Finally, the day every writer has probably been waiting for is here! National Novel Writing Month starts on November 1, so grab your laptop and a few scalding mugs of coffee– It’s time to hit the keys! NaNoWriMo is finally here. For those of you who don’t know it, it’s a program for reforming procrastinators and pantsers. Just kidding! It’s a writing program that spurs you on to complete a book- 50K words, to be precise. From November 1 to 30, you have to spin out a yarn, plan out the characters and hammer out 50,000 words on a keyboard or typewriter. Feeling a little intimidated? Don’t worry, with the quick tips list below, you’ll be set in no time!
- The first thing you have to do is prepare a rough outline– you may be a pantser and proud of it, but when you’re faced with a deadline, you might waste your time. Sure, don’t map out every single incident- one of the quirks of being a writer is not knowing what’s gonna happen next. But if you sit before a blank paper with nothing but your imagination, you’ll end up dreaming and not penning anything. So do think out your novel before 1st November.
- What’s your word count? The tradition NaNoWriMo specifies 50k words, but typically books are much longer. What is your target? It doesn’t matter if your goal is 40k words. You have to win your own challenge. Not anybody else’s. So think in advance what the length of your book is going to be.
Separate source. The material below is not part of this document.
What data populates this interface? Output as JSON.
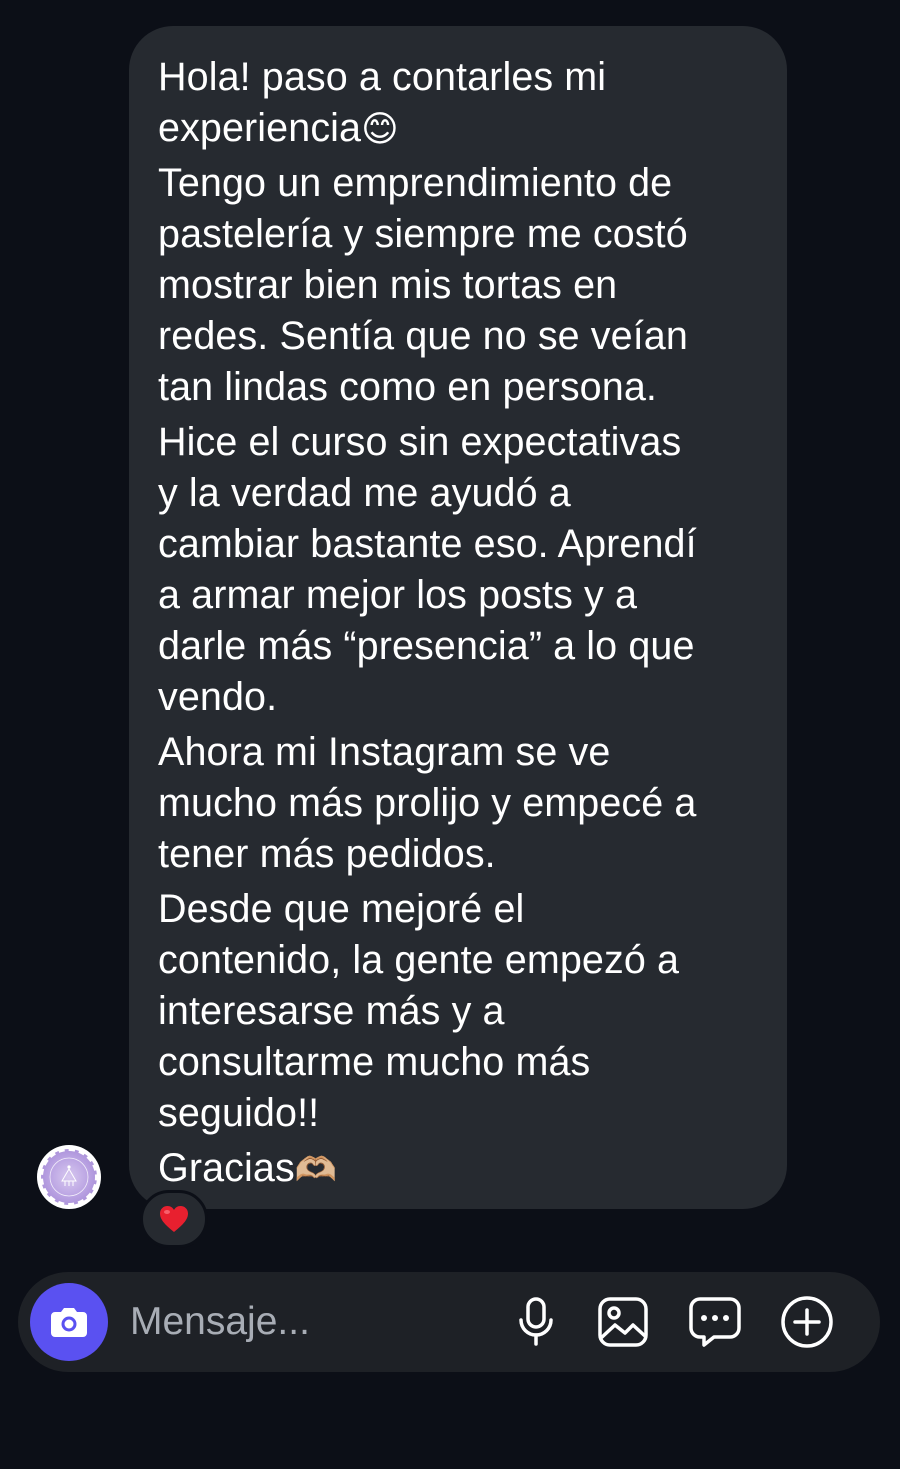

- Are you a perfectionist? Well, then I guess you’re just going to have to squash down that little character trait of yours. NaNoWriMo’s target is to hand you a fully-completed manuscript by the end of november- but not a perfect one. I faced this problem a lot when I was writing my book. You can’t while away your time by correcting and re-correcting everything to your satisfaction. That’s a task for post-writing editing. For a month at least, don’t be afraid to be messy.
- Prepare a playlist. Yeah, it’s not just random crap. You have to find music that fits the mood of your book and listen to it while writing. This may sound unrelated, but I’ve found music to be extremely inspiring while writing. It helps clear your mind while simultaneously making you feel the world around you. Music works like a charm on a tough writing day.
Still stuck? Check this out- My Favorite Writing Playlist
- Decide your genre. Hmmm…this isn’t as easy as you might think. Most writers don’t know it, but it’s ultimately your genre that guides your story. For example, suppose I’m writing an action/adventure book. Instead of explosive fight scenes, my book is crammed with musings and moments of self-discovery. Then that novel’s absolute bunkum. You gotta be true to what you’ve promised your readers.
- And then comes the big question of plot development. You’ve got a ripe idea, but how do you turn it into something irresistible? I have a simple rule for this and I’ve said it many times before- Start with a spark and end with a bang. The other way around works too. When writing a scene, don’t just tell- show the reader what’s in your mind. They love that!
- Make full use of the Official NaNoWriMo website– it has many interactive tools as well as discussion boards, forums, daily inspiration and much more to help you with your writing. You can see fellow writers’ progress, track your own progress via graphs and much, much more!
- Build your literary circle. I have my fellow writers to thank for supporting me while I wrote my book. It’s amazing how much a few words from someone who’s gone through the same situation as you can help you. Build up friendship with other participants from around you and exchange tips and advice!
- Say bye-bye to writer’s block. This is the #1 excuse people use while explaining why they couldn’t finish their book. Pals, writer’s block ain’t real. Like the outspoken Terry Pratchett said, it was invented by people in California who couldn’t write. And believe me folks, I’ve written 90k words without ever experiencing it. Don’t be a procrastinator- you won’t be able to write squat in a month if you keep doing that.
- Remember to have fun. This is the most important part. Writing shouldn’t become a nasty chore you hate doing. You love it and that’s why you’re doing it in the first place- find ways to be happy with it. Experiment with tones, settings and characters. Writing is like art- it won’t be wonderful unless you do it with joy in your heart and dedication in your mind.
So that’s all. Have a happy Halloween and after that, a happy writing month! Best of luck, everyone! Let’s get those keyboards typing 🙂
Looking for some inspiration? Maybe this will help- 15 Quotes that every Writer should know